Manuel Barreiro Cabanelas (1867-1950) is another emigrant who prospered in emigration (Brazil), was noted for his philanthropic works and was immortalised by Francisco Asorey. The important donations he made to the Provincial Hospital of Pontevedra, which allowed it to expand its services on several occasions, led the Provincial Council to promote the construction of a statue in the early 1940s, which has changed its location at least a couple of times, but without ever moving away from the hospital façade. It was originally located above a fountain, but this was removed during one of these changes of location.
Monument to Doctor Rodríguez
Also related to medicine is the sculpture unveiled in Mondariz in 1925. Maximino Rodríguez Fornos was a doctor who died as a result of a fatal infection contracted during his intervention in a complicated childbirth. In homage to his dedication and by popular subscription, Asorey was commissioned to create a piece in which, next to the bust of the honoured man, there are figures that can be interpreted both as Greek gods and as the protagonists of the episode that caused the doctor’s death.
Monument to Mayor López Pérez
Mayor of Lugo for four different periods between 1905 and 1931, as well as being a lawyer and president of the Círculo de las Artes, Ángel López Pérez left an indelible mark on the city of the Wall to the point of being honorarily designated “perpetual mayor”. Once again, Asorey was the sculptor chosen to turn into art a tribute for posterity, which can still be seen in Rosalía de Castro Park. The sculpture, which includes a fountain and a pond, was unveiled in 1958, but plans for a neighbourhood tribute to Ángel López Pérez dated back to the early 1930s.
Statues for the Naval School
The Marín Naval Military School can boast of housing a total of four creations by Asorey.
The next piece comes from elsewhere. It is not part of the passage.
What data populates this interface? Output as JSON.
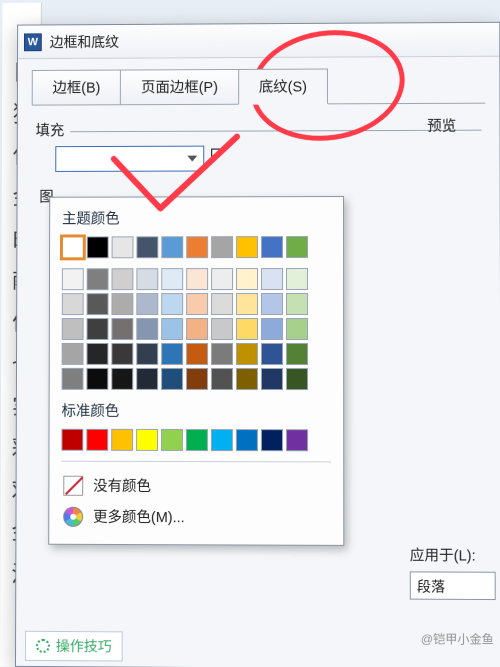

All of them were commissioned on the occasion of the transfer of the Navy’s study centre from Cádiz to Marín and its inauguration in 1943. By that date Asorey had already completed a stone sculpture dedicated to the Virgen del Carmen, patron saint of seafarers, and a bronze statue of Álvaro de Bazán, the famous 16th century admiral. In the following years they would be joined by busts dedicated to two other illustrious mariners: Isaac Peral and José Luis Díez.
Monument to Soage
Another of the statues that Asorey sculpted to pay homage to a philanthropist can be found in Cangas. The monument dedicated to José Félix Soage is dated 1924 and would have been placed a year before the inauguration of the market square paid for with the donations of this emigrant in Argentina. The piece consists of a bust of Soage and the image of a sailor holding an oar and is located in the gardens that also bear the name of the philanthropist.
Monument to Cabanillas and tributes to Asorey
The town where Asorey was born could not remain oblivious to the legacy of the sculptor. In its streets you can see the monument erected in memory of another illustrious neighbour of the town and to whom he was linked by a relationship of friendship and by various parallels in their careers: Ramón Cabanillas. The so-called “poet of the race” was honoured by the “sculptor of the race” with a piece made up of a large block of stone on a pedestal on which a bust of the writer can be seen. The work, located on the Paseo da Calzada, was inaugurated a year before the death of the sculptor, who shortly afterwards would be the recipient of his own tribute. In this case it was two of his disciples, José Cao Lata and Joaquín Gil Armada, who were in charge of shaping a piece inaugurated in 1965 in the square also dedicated to Asorey and in which, in addition to the bronze face of the sculptor, a replica of one of his most famous creations can be seen: A Naiciña.